Source records
↓
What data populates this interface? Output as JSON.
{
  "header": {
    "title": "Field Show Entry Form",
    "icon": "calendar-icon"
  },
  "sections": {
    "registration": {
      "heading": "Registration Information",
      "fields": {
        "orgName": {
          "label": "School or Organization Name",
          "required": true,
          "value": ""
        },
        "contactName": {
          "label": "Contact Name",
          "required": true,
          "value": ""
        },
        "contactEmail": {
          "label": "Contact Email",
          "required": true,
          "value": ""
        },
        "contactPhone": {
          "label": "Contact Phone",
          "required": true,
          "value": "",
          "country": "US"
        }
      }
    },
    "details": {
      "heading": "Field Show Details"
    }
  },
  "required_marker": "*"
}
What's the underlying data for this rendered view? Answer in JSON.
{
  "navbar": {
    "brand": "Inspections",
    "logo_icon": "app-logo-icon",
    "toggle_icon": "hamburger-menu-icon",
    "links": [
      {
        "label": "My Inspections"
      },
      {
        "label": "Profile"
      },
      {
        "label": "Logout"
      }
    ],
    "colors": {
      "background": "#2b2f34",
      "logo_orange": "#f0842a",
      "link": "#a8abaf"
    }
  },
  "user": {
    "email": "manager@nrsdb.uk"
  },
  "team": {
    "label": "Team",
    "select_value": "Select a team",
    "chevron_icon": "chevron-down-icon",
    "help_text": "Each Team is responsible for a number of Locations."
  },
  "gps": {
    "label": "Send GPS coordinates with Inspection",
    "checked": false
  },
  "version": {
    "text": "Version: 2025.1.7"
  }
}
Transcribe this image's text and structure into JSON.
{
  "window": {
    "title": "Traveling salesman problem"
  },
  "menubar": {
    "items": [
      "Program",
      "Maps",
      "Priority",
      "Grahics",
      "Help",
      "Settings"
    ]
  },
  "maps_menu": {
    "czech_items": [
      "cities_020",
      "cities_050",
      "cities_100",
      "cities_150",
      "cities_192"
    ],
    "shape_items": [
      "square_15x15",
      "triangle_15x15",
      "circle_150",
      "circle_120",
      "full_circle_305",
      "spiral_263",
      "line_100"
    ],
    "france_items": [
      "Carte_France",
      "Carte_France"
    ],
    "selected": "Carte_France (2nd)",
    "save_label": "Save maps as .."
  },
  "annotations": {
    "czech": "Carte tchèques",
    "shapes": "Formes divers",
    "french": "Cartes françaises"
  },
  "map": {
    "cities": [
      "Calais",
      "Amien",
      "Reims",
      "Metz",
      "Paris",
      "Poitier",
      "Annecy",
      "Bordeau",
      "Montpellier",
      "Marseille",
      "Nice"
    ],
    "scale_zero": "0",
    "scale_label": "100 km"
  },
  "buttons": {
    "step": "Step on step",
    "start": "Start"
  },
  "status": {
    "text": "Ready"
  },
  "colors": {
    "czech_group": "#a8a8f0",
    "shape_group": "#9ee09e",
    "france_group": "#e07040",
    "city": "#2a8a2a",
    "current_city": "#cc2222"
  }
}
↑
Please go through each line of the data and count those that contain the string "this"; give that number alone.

3